The week-long rain and overcast is finally over. The sun peeks through clouds occasionally this morning and shows every sign of soon winning the day. I am fortunate that hurricane Joaquin didn’t arrive here and add to the already soggy ground. For a while it looked as though that might happen, and that could well have been catastrophic. Instead, Roundtop is just starting to dry out, and the weather feels like fall.
The temperature reached as low as 55 in the cabin this past weekend, while I resolutely refused to turn on the heat so early in the season. I try to go until November 1 without heat, though I have given in, occasionally, on the last week of October. I’ve never given in on the 3rd or 4th of October, however, and I wasn’t about to start this year. And now that the outside weather is returning to normal October ranges, I don’t have to think about it. This weekend, the weather was cold enough that all the cats and half the dogs cuddled on the bed with me. If you’d seen that bed you might have thought it was January. In a blizzard.
By Sunday the rain mostly stopped, and though the sky was still overcast, the clouds were higher than earlier in the week, a promising sign.
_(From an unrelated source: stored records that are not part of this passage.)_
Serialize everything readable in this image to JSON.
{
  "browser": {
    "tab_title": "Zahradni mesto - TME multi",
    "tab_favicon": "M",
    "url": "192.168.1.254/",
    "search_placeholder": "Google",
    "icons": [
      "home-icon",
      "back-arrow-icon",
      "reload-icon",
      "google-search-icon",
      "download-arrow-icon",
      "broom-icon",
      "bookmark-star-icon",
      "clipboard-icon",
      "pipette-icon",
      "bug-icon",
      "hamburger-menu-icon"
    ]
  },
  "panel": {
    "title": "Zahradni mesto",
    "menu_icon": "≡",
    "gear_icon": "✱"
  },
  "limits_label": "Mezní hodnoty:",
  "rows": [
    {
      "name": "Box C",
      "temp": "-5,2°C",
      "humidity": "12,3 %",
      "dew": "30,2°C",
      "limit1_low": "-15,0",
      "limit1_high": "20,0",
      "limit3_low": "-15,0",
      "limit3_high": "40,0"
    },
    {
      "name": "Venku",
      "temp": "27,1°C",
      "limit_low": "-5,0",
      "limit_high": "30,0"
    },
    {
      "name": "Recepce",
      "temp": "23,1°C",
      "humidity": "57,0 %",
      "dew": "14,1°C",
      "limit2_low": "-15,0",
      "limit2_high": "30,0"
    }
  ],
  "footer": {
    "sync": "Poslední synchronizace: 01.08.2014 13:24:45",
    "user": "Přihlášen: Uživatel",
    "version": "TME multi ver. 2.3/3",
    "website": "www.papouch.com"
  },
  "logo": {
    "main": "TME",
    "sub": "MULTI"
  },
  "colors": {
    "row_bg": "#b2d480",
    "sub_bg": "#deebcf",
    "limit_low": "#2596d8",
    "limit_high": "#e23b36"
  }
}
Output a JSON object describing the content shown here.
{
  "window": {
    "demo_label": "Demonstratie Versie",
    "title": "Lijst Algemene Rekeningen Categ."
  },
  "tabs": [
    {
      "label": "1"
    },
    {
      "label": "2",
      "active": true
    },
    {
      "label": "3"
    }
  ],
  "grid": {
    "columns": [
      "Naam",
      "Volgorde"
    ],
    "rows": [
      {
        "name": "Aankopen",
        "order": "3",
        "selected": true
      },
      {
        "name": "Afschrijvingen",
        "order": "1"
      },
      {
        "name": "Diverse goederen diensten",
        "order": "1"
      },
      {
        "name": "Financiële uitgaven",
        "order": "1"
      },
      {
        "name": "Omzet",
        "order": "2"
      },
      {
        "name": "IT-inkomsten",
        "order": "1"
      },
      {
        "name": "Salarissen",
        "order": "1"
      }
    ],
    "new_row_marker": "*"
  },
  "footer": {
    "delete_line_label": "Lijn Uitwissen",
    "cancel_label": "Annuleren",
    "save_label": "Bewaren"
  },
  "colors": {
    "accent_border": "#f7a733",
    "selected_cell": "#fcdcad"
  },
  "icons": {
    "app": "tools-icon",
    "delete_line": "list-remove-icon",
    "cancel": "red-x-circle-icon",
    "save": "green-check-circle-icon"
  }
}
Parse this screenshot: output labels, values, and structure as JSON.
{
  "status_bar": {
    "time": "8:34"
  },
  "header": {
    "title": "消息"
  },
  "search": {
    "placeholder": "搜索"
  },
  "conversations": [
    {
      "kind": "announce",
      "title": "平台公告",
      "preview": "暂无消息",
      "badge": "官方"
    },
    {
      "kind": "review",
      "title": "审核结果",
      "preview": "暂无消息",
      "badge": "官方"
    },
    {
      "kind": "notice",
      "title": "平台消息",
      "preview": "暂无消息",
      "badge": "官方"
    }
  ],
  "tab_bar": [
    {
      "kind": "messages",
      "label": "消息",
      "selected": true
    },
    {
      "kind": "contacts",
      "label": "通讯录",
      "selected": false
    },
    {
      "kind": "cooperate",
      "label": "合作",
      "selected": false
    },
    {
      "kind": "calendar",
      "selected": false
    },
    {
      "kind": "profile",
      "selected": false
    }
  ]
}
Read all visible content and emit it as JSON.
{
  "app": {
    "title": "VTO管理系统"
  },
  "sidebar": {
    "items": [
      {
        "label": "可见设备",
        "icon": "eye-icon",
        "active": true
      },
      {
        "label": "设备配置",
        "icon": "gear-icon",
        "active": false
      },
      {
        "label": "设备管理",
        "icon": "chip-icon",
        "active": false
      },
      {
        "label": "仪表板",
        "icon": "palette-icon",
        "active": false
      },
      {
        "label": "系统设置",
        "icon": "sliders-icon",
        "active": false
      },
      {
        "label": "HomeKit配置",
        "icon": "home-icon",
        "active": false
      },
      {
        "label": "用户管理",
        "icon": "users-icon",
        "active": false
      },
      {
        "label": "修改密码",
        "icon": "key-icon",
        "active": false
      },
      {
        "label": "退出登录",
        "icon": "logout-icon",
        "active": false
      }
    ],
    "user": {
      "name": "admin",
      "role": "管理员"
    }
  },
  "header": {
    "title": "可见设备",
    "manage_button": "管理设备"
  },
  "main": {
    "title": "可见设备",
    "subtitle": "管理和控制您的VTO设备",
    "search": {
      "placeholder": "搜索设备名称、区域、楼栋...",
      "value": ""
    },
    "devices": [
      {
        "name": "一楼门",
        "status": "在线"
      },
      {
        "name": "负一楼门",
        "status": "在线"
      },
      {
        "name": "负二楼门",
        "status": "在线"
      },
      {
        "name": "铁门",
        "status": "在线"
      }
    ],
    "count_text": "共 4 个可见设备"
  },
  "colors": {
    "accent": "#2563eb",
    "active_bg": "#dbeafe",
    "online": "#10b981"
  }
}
I took advantage of the improving weather to go to the Apple Harvest Festival in Arendtsville PA, an annual two-weekend event of outrageously decadent food and hundreds of craft vendors and activities. I did manage to avoid the worst of the fried foods, where items that never occurred to me to fry, are. Naturally, every stand has something apple-based—apple sausage, apple pancakes, apple fritters, turnovers, bread, coffee cake, apple crisp, caramel apples, fried apples and dozens more. I settled for the hot spiced cider, which tasted even better than usual on a raw day. Even the non-apple staples like pulled pork or pit beef tastes better prepared outside over a wood smoke fire.
To me the festival marks the start of the Christmas shopping season, though I often come home with things for my house and not for someone else’s. My intentions are good, though. This year I really coveted a finished tree-branch coat stand, and if it hadn’t been so heavy and needed to be carried out of the festival grounds, wrestled onto a shuttle bus and then walked to my car, I would have come home with it. Some things just aren’t meant to be.
I went early in the morning, hoping to beat the crowd, which worked for a couple of hours, though by early afternoon the crowds were near the normal crush. I suspect that for most of the attendees, myself included, the day marked the first time we’d had our coats out since the spring.